Portrait of Paul England

Paul England

Distinguished Engineer


I lead the Security and Privacy Research and Engineering team in MSR.

My main interest is developing new platform security features.  I was one of the architects of the original Trusted Platform Module (TPM), and led the team that developed TPM2.  I was also involved in the development of the DRTM/TXT secure-boot technology, and ARM TrustZone.  These technologies (and newer alternatives like Intel SGX) underpin the field of Trusted Computing: an active research area that is exploring the consequences of computer programs as authenticated security principals in local and distributed computing.

My current projects include leading the RIoT (Robust IoT) initiative, which brings Trusted Computing to the tiniest of devices, at essentially zero cost.   I’m also leading a broad hardware/software/services effort to improve the resiliency and recoverability of computing devices.

In addition to my work developing and promoting hardware features, I work to turn these building-blocks into practical and useful features for users.  While working in the Windows organization, I was one of the lead architects of Microsoft Bitlocker drive encryption technology, and the lead architect of the (ill-fated) Next Generation Secure Computing Base (NGSCB) project (now reborn as part of Windows under the name Virtual Secure Mode).  I also led the team that brought new TPM2-based software features to our platforms, and wrote some of the widely-used open-source TPM programming libraries.  Current work includes enabling RIoT and resiliency features for our IoT, client and cloud products.

I strive to enable broad adoption and benefit of my work through driving industry and international standards for security features and protocols.  I also advise governments on security trends and strategies.

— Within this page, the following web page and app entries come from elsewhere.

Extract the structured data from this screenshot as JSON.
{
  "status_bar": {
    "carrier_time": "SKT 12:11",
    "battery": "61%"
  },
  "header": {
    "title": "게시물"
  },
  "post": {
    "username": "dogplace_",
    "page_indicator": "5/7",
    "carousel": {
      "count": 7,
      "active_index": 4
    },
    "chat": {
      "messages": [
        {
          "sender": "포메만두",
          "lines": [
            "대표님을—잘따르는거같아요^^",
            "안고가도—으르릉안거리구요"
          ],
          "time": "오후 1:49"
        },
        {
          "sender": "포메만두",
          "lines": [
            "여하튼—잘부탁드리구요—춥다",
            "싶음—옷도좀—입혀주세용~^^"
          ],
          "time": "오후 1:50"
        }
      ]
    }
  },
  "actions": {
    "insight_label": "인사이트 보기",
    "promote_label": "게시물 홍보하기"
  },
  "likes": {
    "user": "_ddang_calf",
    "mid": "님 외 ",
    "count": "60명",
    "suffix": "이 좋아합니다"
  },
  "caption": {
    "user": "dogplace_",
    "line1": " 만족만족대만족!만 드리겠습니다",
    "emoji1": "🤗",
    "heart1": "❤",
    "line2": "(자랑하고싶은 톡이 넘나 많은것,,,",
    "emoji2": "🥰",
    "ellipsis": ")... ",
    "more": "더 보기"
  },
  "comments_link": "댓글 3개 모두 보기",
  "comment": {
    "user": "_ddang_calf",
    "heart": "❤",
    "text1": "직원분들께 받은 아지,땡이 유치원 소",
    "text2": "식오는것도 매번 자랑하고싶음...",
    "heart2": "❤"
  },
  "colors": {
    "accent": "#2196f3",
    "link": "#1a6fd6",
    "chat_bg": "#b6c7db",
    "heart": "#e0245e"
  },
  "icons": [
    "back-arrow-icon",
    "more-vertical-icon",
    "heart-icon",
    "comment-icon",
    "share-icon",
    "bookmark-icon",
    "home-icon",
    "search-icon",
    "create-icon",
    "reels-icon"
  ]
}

My work on fundamental platform security features was recognized by my election to the National Academy of Engineering in 2019.